=== Section Start ===

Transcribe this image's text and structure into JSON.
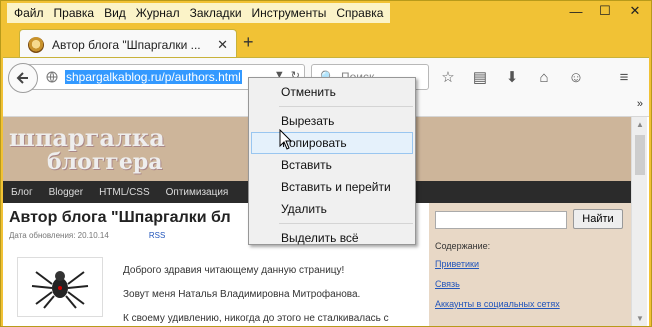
{
  "menubar": {
    "items": [
      "Файл",
      "Правка",
      "Вид",
      "Журнал",
      "Закладки",
      "Инструменты",
      "Справка"
    ]
  },
  "window": {
    "min": "—",
    "max": "☐",
    "close": "✕"
  },
  "tab": {
    "title": "Автор блога \"Шпаргалки ...",
    "close": "✕",
    "new_tab": "+"
  },
  "navbar": {
    "url": "shpargalkablog.ru/p/authors.html",
    "search_placeholder": "Поиск",
    "back_icon": "back-arrow-icon"
  },
  "bookmarks": {
    "more": "»"
  },
  "page": {
    "logo_line1": "шпаргалка",
    "logo_line2": "блоггера",
    "nav": [
      "Блог",
      "Blogger",
      "HTML/CSS",
      "Оптимизация"
    ],
    "article_title": "Автор блога \"Шпаргалки бл",
    "meta_date": "Дата обновления: 20.10.14",
    "meta_rss": "RSS",
    "para1": "Доброго здравия читающему данную страницу!",
    "para2": "Зовут меня Наталья Владимировна Митрофанова.",
    "para3": "К своему удивлению, никогда до этого не сталкивалась с",
    "sidebar": {
      "find_button": "Найти",
      "label": "Содержание:",
      "links": [
        "Приветики",
        "Связь",
        "Аккаунты в социальных сетях"
      ]
    }
  },
  "context_menu": {
    "items": [
      "Отменить",
      "Вырезать",
      "Копировать",
      "Вставить",
      "Вставить и перейти",
      "Удалить",
      "Выделить всё"
    ],
    "highlighted": "Копировать"
  }
}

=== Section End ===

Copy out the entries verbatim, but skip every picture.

Transcribe this image's text and structure into JSON.
{
  "menubar": {
    "items": [
      "Файл",
      "Правка",
      "Вид",
      "Журнал",
      "Закладки",
      "Инструменты",
      "Справка"
    ]
  },
  "window": {
    "min": "—",
    "max": "☐",
    "close": "✕"
  },
  "tab": {
    "title": "Автор блога \"Шпаргалки ...",
    "close": "✕",
    "new_tab": "+"
  },
  "navbar": {
    "url": "shpargalkablog.ru/p/authors.html",
    "search_placeholder": "Поиск",
    "back_icon": "back-arrow-icon"
  },
  "bookmarks": {
    "more": "»"
  },
  "page": {
    "logo_line1": "шпаргалка",
    "logo_line2": "блоггера",
    "nav": [
      "Блог",
      "Blogger",
      "HTML/CSS",
      "Оптимизация"
    ],
    "article_title": "Автор блога \"Шпаргалки бл",
    "meta_date": "Дата обновления: 20.10.14",
    "meta_rss": "RSS",
    "para1": "Доброго здравия читающему данную страницу!",
    "para2": "Зовут меня Наталья Владимировна Митрофанова.",
    "para3": "К своему удивлению, никогда до этого не сталкивалась с",
    "sidebar": {
      "find_button": "Найти",
      "label": "Содержание:",
      "links": [
        "Приветики",
        "Связь",
        "Аккаунты в социальных сетях"
      ]
    }
  },
  "context_menu": {
    "items": [
      "Отменить",
      "Вырезать",
      "Копировать",
      "Вставить",
      "Вставить и перейти",
      "Удалить",
      "Выделить всё"
    ],
    "highlighted": "Копировать"
  }
}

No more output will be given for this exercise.